The Kundera stopped dead in its tracks, I’m afraid. But then the long-languishing song from Sharyn McCrumb’s THE ROSEWOOD CASKET kept nagging at me and, late one night about ten days ago, finally broke through and finished. You can’t imagine the relief and you shouldn’t want to. It took me two days to be sure I wasn’t crazy. I’ve played it once in public now, where it was well-loved. A rare piece of bluegrass for me, albeit complicated with what one friend calls “Dudley chords” that will, no doubt, throw musicians who expect to settle into a full-on traditional groove. Typical for me, but who cares? The song finally carries the complexity of the emotion without losing the emotional propulsion.
Meanwhile, I just finished Norman Mailer’s THE NAKED AND THE DEAD, and nothing is coming out of it for me. I liked it quite a bit, in a sort of trying-hard-to-be-an-American-Tolstoy way. But once it was over there was nothing going on between me and the book, no extra reverberations that needed to be filled. Still, it was good to read and finally understand why people liked Mailer. I’d only read his essays, and thought they were pompous and ridiculous the way an over-bright college sophomore’s would be if he did too much coke for way too long. Sez me, anyway.

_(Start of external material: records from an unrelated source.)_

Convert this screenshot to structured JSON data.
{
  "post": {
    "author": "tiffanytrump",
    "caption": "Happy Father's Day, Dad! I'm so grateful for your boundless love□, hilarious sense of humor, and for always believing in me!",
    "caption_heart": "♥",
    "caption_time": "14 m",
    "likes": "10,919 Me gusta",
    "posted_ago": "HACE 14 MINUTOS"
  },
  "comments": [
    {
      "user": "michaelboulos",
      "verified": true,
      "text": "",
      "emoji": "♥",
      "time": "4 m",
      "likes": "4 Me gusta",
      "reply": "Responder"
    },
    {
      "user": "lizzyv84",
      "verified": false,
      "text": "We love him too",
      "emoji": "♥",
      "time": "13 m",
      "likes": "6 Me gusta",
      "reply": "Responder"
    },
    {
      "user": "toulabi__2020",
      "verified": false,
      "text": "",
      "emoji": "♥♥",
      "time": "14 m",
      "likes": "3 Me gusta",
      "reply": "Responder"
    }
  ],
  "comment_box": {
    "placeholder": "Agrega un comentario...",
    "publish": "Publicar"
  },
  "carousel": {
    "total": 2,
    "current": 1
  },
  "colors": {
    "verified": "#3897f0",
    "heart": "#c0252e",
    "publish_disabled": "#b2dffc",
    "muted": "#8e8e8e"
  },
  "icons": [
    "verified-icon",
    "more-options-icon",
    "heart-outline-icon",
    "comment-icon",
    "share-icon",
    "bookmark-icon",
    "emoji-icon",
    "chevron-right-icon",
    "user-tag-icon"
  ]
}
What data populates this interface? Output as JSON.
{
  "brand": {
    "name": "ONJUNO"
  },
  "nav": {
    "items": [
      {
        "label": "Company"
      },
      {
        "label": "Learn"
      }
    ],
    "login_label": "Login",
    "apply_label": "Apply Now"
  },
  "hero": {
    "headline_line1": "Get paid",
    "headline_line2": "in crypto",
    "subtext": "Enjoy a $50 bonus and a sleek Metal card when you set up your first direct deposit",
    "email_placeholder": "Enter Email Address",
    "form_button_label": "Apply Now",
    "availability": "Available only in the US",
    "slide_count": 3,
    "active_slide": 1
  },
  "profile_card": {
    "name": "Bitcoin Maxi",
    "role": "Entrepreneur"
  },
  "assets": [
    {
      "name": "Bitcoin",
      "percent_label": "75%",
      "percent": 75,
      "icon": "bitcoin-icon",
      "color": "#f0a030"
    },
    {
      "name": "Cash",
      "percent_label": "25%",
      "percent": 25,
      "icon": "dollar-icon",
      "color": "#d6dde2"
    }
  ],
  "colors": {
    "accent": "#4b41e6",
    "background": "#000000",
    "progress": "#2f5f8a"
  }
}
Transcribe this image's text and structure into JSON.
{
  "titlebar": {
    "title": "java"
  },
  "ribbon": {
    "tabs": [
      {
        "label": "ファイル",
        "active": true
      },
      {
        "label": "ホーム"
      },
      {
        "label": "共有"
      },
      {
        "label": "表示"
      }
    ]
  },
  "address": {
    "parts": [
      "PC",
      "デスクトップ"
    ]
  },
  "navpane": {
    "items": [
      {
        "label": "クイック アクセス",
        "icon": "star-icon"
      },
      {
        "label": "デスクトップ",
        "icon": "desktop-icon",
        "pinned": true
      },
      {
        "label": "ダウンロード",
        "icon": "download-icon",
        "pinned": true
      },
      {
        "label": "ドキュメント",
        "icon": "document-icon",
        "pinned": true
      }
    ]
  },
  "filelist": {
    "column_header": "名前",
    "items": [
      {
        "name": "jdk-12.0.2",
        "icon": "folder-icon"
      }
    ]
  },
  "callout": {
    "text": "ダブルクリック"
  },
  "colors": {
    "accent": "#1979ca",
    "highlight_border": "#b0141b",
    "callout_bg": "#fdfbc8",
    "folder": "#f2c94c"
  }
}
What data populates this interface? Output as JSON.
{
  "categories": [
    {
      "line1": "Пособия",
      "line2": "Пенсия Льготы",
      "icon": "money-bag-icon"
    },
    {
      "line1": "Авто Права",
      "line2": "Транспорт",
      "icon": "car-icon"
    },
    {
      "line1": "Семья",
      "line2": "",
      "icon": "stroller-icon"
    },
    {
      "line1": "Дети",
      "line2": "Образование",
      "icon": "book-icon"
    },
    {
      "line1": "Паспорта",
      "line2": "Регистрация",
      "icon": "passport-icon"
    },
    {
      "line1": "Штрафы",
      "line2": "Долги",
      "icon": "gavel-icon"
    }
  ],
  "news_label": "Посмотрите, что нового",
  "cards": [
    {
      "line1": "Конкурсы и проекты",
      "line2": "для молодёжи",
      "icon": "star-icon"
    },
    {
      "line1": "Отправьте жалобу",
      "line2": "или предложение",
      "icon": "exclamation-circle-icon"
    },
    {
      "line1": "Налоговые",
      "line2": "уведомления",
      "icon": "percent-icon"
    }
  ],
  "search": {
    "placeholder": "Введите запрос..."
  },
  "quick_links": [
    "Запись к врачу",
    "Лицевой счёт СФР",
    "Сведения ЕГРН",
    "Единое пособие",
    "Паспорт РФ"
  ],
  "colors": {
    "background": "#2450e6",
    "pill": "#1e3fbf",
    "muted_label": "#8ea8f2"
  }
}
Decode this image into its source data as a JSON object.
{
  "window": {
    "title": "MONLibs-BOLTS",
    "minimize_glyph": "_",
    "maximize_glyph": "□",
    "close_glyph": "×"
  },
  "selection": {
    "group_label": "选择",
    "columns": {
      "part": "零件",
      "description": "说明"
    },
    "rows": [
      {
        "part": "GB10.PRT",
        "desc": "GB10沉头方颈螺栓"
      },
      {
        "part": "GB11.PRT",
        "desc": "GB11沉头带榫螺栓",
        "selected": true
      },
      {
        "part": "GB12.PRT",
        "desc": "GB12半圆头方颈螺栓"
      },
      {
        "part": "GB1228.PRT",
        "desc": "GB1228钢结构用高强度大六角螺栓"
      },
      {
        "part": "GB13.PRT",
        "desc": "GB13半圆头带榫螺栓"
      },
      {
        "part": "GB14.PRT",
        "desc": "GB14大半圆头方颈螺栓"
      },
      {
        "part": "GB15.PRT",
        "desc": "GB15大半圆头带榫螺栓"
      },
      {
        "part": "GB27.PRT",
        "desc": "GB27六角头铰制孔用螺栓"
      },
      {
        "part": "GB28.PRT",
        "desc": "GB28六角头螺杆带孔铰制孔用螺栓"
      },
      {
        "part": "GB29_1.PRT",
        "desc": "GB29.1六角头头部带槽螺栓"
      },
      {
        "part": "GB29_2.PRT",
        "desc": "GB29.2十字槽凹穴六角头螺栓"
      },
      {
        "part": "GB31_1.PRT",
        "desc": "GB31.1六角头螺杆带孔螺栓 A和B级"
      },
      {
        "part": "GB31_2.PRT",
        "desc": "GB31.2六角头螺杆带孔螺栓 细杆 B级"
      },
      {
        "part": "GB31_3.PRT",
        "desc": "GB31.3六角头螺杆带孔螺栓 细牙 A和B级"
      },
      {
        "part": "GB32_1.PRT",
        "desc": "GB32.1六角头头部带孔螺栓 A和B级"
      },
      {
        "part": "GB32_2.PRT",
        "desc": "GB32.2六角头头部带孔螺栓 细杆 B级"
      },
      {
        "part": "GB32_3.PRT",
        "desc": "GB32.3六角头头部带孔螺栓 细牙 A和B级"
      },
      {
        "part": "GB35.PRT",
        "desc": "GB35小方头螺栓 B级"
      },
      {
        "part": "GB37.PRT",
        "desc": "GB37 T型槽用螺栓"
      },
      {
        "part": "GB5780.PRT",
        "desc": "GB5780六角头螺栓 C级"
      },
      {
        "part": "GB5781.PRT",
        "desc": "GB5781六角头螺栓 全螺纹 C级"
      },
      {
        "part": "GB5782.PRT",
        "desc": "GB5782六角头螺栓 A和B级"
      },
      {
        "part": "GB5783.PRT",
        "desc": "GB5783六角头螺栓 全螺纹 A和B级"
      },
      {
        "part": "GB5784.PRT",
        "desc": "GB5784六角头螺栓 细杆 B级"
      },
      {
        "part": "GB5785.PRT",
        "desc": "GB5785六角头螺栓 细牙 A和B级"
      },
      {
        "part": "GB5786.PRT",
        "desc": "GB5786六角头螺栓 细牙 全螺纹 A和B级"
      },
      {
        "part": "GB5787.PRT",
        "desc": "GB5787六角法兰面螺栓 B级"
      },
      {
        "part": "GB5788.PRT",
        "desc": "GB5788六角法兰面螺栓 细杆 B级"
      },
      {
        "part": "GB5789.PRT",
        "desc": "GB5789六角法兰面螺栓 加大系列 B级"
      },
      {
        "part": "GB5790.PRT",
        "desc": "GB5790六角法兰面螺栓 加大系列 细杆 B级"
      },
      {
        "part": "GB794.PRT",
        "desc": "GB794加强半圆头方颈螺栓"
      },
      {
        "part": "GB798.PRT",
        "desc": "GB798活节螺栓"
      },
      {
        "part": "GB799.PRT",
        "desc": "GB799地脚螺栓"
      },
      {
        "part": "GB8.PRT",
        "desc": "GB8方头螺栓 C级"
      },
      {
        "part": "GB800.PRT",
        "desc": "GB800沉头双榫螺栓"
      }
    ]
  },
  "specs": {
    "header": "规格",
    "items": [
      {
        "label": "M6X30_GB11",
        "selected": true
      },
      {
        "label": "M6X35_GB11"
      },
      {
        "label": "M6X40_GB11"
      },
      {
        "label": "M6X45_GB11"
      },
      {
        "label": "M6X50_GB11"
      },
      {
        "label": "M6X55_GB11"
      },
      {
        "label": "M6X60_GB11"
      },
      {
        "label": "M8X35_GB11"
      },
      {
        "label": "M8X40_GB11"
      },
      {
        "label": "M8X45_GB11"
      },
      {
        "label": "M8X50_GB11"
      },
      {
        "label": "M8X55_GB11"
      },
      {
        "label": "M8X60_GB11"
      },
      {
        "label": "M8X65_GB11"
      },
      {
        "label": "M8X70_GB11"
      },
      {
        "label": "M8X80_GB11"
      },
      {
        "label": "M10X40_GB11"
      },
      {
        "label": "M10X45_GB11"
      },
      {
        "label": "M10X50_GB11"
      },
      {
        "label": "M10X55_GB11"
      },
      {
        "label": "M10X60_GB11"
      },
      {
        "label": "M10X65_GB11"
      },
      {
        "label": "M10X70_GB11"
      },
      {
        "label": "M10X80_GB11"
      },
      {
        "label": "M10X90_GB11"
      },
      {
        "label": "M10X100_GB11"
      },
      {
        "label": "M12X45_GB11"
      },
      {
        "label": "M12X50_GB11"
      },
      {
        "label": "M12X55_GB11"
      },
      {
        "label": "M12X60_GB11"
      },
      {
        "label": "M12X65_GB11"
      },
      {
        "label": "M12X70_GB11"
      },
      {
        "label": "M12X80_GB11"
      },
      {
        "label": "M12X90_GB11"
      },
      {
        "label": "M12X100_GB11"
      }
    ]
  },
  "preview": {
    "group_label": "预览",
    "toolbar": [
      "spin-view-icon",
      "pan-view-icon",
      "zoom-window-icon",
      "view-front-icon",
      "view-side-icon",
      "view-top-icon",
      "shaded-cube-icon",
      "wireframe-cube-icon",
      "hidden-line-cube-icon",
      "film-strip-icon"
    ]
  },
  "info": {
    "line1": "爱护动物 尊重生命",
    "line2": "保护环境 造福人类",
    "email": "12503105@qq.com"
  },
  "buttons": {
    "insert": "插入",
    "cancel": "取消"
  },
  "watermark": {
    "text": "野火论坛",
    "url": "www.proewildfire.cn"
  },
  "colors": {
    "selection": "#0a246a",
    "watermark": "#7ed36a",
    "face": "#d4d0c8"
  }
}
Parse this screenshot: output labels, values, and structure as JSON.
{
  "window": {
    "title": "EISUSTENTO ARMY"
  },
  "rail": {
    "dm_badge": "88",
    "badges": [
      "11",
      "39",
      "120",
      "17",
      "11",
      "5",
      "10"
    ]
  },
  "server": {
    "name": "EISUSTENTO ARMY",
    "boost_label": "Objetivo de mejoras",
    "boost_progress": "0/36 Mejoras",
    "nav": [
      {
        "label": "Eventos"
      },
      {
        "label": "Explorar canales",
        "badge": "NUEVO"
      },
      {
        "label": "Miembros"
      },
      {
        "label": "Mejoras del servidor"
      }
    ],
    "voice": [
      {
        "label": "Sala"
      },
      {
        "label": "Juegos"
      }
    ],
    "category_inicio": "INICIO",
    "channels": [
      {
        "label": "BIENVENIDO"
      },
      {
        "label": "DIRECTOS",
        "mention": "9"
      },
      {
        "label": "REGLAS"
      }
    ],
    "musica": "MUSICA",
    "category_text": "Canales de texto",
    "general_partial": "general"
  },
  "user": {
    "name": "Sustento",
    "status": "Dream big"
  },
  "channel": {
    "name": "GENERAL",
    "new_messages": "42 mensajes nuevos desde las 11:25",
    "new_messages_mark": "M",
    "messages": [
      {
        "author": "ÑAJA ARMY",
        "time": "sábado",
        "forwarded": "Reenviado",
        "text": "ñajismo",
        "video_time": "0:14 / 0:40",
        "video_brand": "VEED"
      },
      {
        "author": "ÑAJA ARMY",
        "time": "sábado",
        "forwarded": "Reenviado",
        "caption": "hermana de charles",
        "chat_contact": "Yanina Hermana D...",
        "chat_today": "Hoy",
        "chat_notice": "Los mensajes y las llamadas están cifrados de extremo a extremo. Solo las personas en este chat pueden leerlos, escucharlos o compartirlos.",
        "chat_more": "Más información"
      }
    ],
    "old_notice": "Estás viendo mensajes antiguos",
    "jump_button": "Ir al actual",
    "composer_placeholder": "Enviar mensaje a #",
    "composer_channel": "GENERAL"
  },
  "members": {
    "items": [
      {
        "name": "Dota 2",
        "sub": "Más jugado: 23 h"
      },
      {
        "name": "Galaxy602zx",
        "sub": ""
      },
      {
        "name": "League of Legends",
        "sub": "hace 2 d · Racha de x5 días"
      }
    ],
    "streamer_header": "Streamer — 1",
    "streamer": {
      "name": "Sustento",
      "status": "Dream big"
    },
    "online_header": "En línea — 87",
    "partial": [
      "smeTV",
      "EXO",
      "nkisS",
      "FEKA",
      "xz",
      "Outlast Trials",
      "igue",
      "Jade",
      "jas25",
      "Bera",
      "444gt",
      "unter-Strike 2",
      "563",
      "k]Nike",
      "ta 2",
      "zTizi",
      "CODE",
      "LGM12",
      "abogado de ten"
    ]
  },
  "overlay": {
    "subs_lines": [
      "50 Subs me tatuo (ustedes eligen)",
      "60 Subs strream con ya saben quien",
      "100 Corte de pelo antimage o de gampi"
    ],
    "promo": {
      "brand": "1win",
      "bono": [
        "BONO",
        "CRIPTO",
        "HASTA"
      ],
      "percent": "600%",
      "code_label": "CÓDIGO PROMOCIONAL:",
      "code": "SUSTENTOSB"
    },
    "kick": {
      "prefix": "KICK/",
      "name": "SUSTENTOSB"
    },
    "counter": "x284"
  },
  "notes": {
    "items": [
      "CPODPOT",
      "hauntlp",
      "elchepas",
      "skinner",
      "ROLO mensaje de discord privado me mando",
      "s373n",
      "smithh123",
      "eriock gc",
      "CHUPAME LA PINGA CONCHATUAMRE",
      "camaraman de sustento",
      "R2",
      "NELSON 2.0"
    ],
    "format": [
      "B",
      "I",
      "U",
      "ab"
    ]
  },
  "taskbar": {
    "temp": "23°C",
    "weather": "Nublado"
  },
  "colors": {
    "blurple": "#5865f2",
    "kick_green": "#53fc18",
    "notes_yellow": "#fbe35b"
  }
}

I have failed for weeks now to pick up the Kundera and the Chekhov again from the library or the book store. I am filled with shame. Still, I scribble odd phrases whenever I think about the Kundera. Is it better to base what I’m doing on 15 year old memories? That’s certainly one kind of experiment.